The final part of the series as of the time of writing (I may add an annex covering Part X once it’s published if it says something that requires a response). Winningham lays out his vision for a JGS and it is indeed the classic type of a minimum wage, relatively unskilled job. It’ll offer the “freedom” to choose your own hours but we’ve all seen exactly how that works out in the Gig Economy. The role of this job scheme is, in his words to “[guarantee] the jobs of the low-skilled working-class, and as a result, it will create a vibrant job demand for skilled, highly skilled, and highly educated people.”
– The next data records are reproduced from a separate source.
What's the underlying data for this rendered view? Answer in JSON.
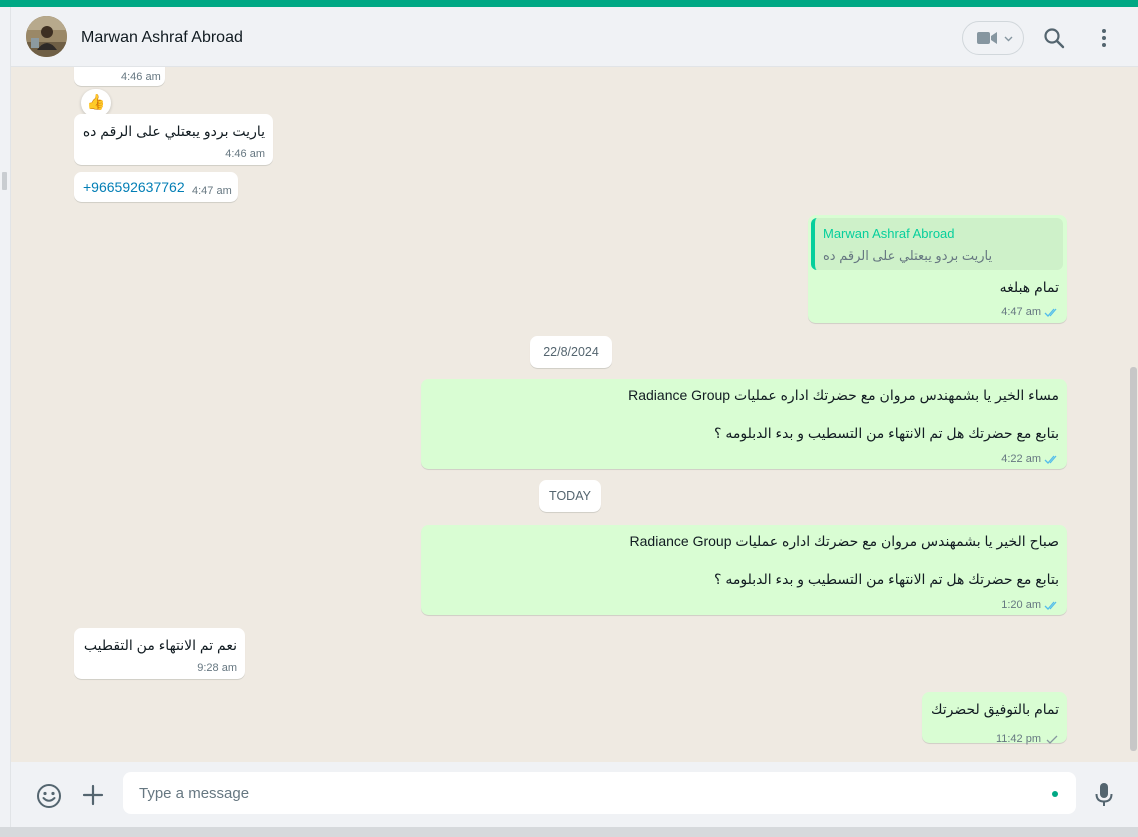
{
  "header": {
    "contact_name": "Marwan Ashraf Abroad",
    "icons": [
      "avatar",
      "video-call-icon",
      "chevron-down-icon",
      "search-icon",
      "kebab-menu-icon"
    ]
  },
  "messages": [
    {
      "id": "m1",
      "direction": "in",
      "time": "4:46 am",
      "reaction": "👍"
    },
    {
      "id": "m2",
      "direction": "in",
      "text": "ياريت بردو يبعتلي على الرقم ده",
      "time": "4:46 am"
    },
    {
      "id": "m3",
      "direction": "in",
      "text": "+966592637762",
      "time": "4:47 am"
    },
    {
      "id": "m4",
      "direction": "out",
      "quote_name": "Marwan Ashraf Abroad",
      "quote_text": "ياريت بردو يبعتلي على الرقم ده",
      "text": "تمام هبلغه",
      "time": "4:47 am",
      "status": "read"
    },
    {
      "id": "m5",
      "direction": "out",
      "line1": "مساء الخير يا بشمهندس مروان مع  حضرتك اداره عمليات Radiance Group",
      "line2": "بتابع مع حضرتك هل تم الانتهاء من التسطيب و بدء الدبلومه ؟",
      "time": "4:22 am",
      "status": "read"
    },
    {
      "id": "m6",
      "direction": "out",
      "line1": "صباح الخير يا بشمهندس مروان مع  حضرتك اداره عمليات Radiance Group",
      "line2": "بتابع مع حضرتك هل تم الانتهاء من التسطيب و بدء الدبلومه ؟",
      "time": "1:20 am",
      "status": "read"
    },
    {
      "id": "m7",
      "direction": "in",
      "text": "نعم تم الانتهاء من التقطيب",
      "time": "9:28 am"
    },
    {
      "id": "m8",
      "direction": "out",
      "text": "تمام بالتوفيق لحضرتك",
      "time": "11:42 pm",
      "status": "sent"
    }
  ],
  "date_chips": {
    "d1": "22/8/2024",
    "d2": "TODAY"
  },
  "footer": {
    "placeholder": "Type a message",
    "icons": [
      "emoji-icon",
      "plus-icon",
      "microphone-icon"
    ]
  },
  "colors": {
    "accent": "#00a884",
    "outgoing_bubble": "#d9fdd3",
    "incoming_bubble": "#ffffff",
    "chat_bg": "#efeae2",
    "read_ticks": "#53bdeb"
  }
}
This is the very opposite of breaking down class inequality. It is designed explicitly to entrench classism as government policy as the role of the working class in this scheme is specifically to be minimum wage consumers and producers for the educated middle classes (so much for replacing Homo Economicus with Homo Fabricans, at best workers have to become both). It is designed against being a mechanism for the Just Transition from jobs made obsolete by automation or by changing circumstances like the climate emergency. Just as a highly paid laser engineer replaced by a robot isn’t going to be happy in a minimum wage job, nor is an oil worker replaced by a renewable sector that didn’t allow them to move over for lack of training. A Job Guarantee may be a valuable mechanism for frictional unemployment but this scheme would do nothing for the structural unemployment that would result if, despite the series’ claim, a disruptive element like technology or climate wiped out an entire job sector.
I think of communities in Scotland torn apart by the loss of a keystone employer and wonder what would happen to them if all that could be offered was minimum wage gig jobs. A UBI alone might not be sufficient in those circumstances either but this is the value of both. If your basic needs are met then your needs and desires above that are entirely within your power. The government could then come in with a bespoke job guarantee scheme designed to meet the structural unemployment needs of your community, or to co-invest with entrepreneurs in the community who have an idea of what they can do with their skills given that the risk of setting up a business is covered by their UBI.
The two policies of UBI and JGS need not contradict each other nor be in conflict with each other. MMT advocates for JGS and the exclusion of UBI must justify why it must be either and not both – I believe Winningham has failed to do so in this series – and that this justifiction must do more to show how this would improve society rather than merely entrench the status quo of class inequality and poor work for poor folk. The studies around JGS are encouraging – the Austrian study found positive impacts of poor people becoming less poor even though they explicitly said they couldn’t compare the results to, for example, a UBI paid at the same rate as the JGS – but if anything the studies around UBI are even more compelling. Can criticts maintain their stance in the face of that data rather than merely defend an economic model against uncomfortable moral implications?
Members of the SNP recognise this as they have happily voted to support both policies and support for UBI now has functional majority support across the Scottish Parliament with all parties except the Conservatives saying they’re in favour of it. The idea might not be in place yet but if the issue is that pilots can’t tell us more than they already have then perhaps that’s a sign that we’re ready now to try the full roll-out of a Universal Basic Income. Common Weal stands together with many other organisations in Scotland and beyond who are ready to support this and a Job Guarantee and all of the other policies we need to break down the injustice we face in the world. In short, we want a Scotland that works for all of us, not just one where all of us work.
Image Credit: Ellen Joëlle Dalzell